Deficit €430m lower than government had forecast
The exchequer took in more tax than ever before in 2016 as the government collected nearly €48bn in tax.
The tax intake was 5% higher than in 2015 - and 1.4% higher than had been projected at €47.9bn.
The state still ran a deficit of just over €1bn - which has widened out from €64m in 2015.
However the Department of Finance said the higher deficit figure was partly caused by reduced bailout repayments coming in from banks.
When the reduced repayments are factored in to the figures, the shortfall was €864m lower than it was in 2015.
However, the country had to pay out just over €6.8bn on interest and servicing costs for the national debt - down from €7.1bn last year.
The deficit was €445m below the level the Minister for Finance Michael Noonan targeted when he unveiled the 2017 Budget in October.
“Our citizens deserve quality public services to help develop a fairer Ireland,” said Minister Noonan. “The amount of tax collected in 2016 is at an historic high.”
“It has provided not only for the extra expenditure incurred in 2016 but for the substantial tax reductions announced in the Budget in October 2015 and delivered during the course of 2016.”
Income tax receipts rose by 4.4% to €19.2bn last year beating the department’s projections by 0.9%.
VAT intake was 3.4% (or €440m) less than the government was hoping for - however it still rose by 4% on 2015 to €12.4bn.
John Palmer from the Department of Finance said it is still too early to say whether the shortfall is the result of cross border shopping as a result of the exchange rate with sterling:
"There are the anecdotal stories of people going across the border and online shopping," he said. "But against that if you look at excise alcohol, which is normally one of the products for cross border shopping, has held up really well and is up in year on year terms and ahead of profile."

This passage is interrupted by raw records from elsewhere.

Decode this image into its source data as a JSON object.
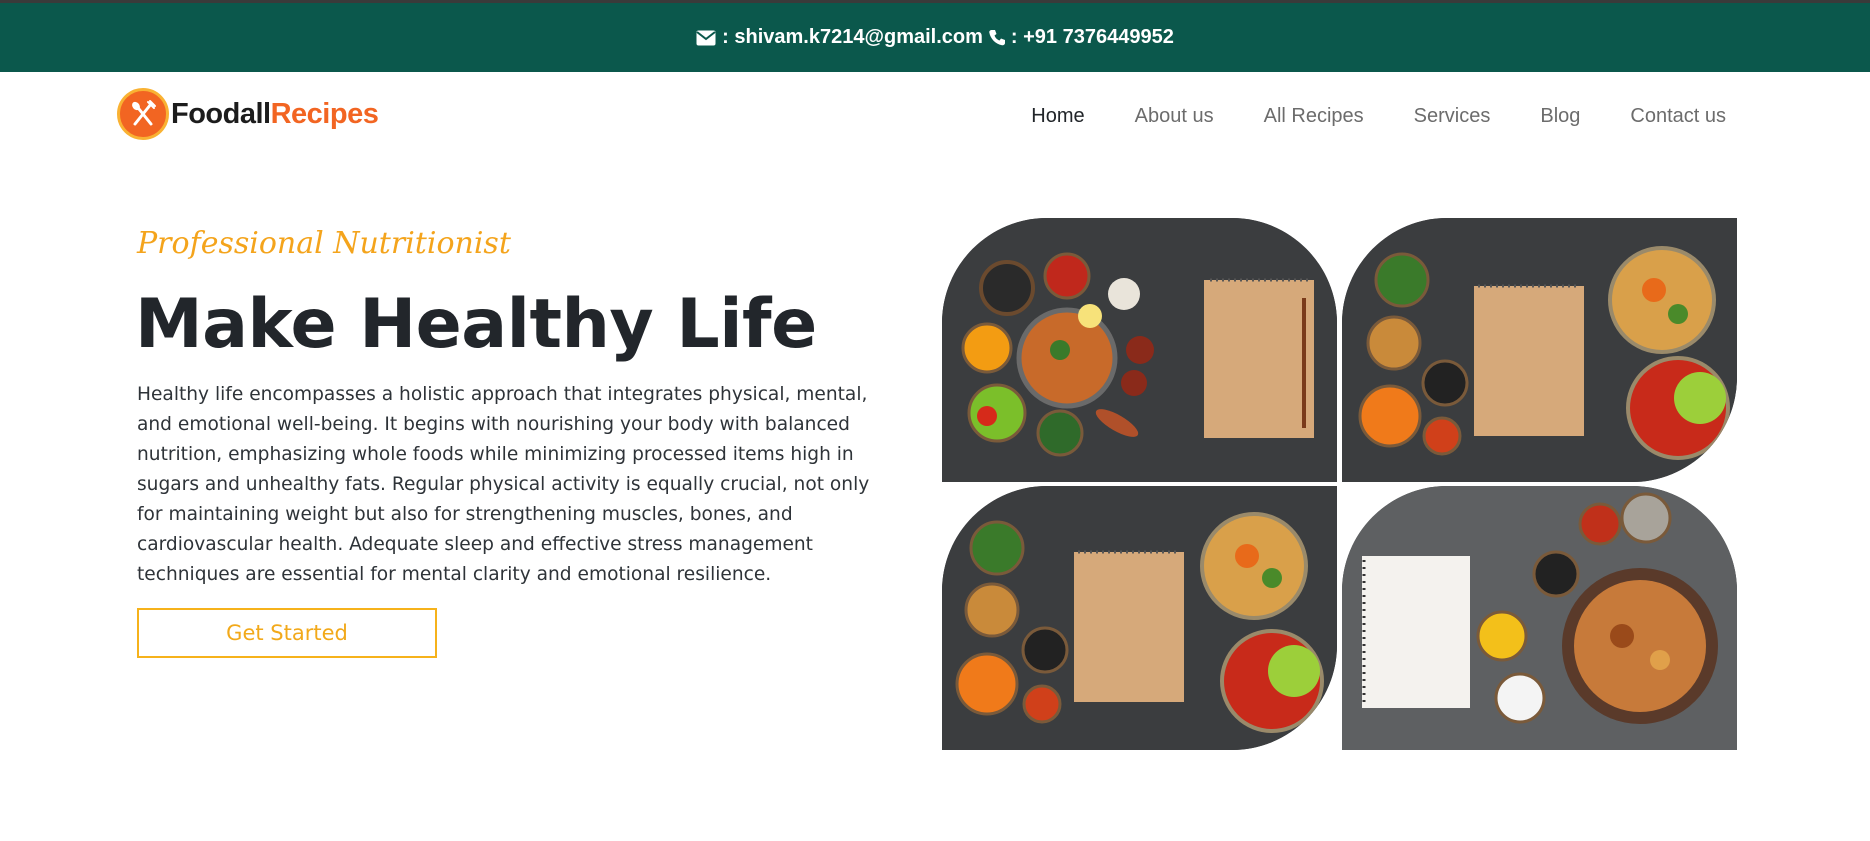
{
  "topbar": {
    "email": ": shivam.k7214@gmail.com",
    "phone": ": +91 7376449952",
    "email_icon": "envelope-icon",
    "phone_icon": "phone-icon"
  },
  "brand": {
    "name_part1": "Foodall",
    "name_part2": "Recipes",
    "logo_icon": "fork-spoon-icon",
    "colors": {
      "accent": "#f26522",
      "dark": "#1c1c1c"
    }
  },
  "nav": {
    "items": [
      {
        "label": "Home",
        "active": true
      },
      {
        "label": "About us",
        "active": false
      },
      {
        "label": "All Recipes",
        "active": false
      },
      {
        "label": "Services",
        "active": false
      },
      {
        "label": "Blog",
        "active": false
      },
      {
        "label": "Contact us",
        "active": false
      }
    ]
  },
  "hero": {
    "eyebrow": "Professional Nutritionist",
    "title": "Make Healthy Life",
    "description": "Healthy life encompasses a holistic approach that integrates physical, mental, and emotional well-being. It begins with nourishing your body with balanced nutrition, emphasizing whole foods while minimizing processed items high in sugars and unhealthy fats. Regular physical activity is equally crucial, not only for maintaining weight but also for strengthening muscles, bones, and cardiovascular health. Adequate sleep and effective stress management techniques are essential for mental clarity and emotional resilience.",
    "cta_label": "Get Started"
  },
  "colors": {
    "topbar_bg": "#0b584c",
    "eyebrow": "#f4a41c",
    "cta_border": "#f6b21b"
  },
  "gallery": {
    "images": [
      {
        "name": "spices-and-notepad-image"
      },
      {
        "name": "salad-and-notepad-image"
      },
      {
        "name": "veggies-and-notepad-image"
      },
      {
        "name": "stew-and-notebook-image"
      }
    ]
  }
}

Mr Palmer said the tax performance for the month of December in particular was disappointing:
“The tax performance for the month was a little bit disappointing coming about €150m below profile and a key contributor to this was a large corporation tax repayment of about €150m,” he said.
“Gross voted expenditure, which had been well below profile at the end of November, caught up in December.”
Corporation tax was the stand-out performer - with receipts 7% ahead of last year and well ahead of forecast.
Peter Vale, tax partner at Grant Thornton said the tax receipts are healthy overall and suggest the Exchequer is in a strong position heading into 2017.
“Probably the best news for the government is that the strong corporation tax receipts look sustainable, providing a buffer against any Brexit related dip in tax receipts elsewhere,” he said.
“Income tax receipts also grew strongly over the previous year, reflecting both more numbers at work and higher wages.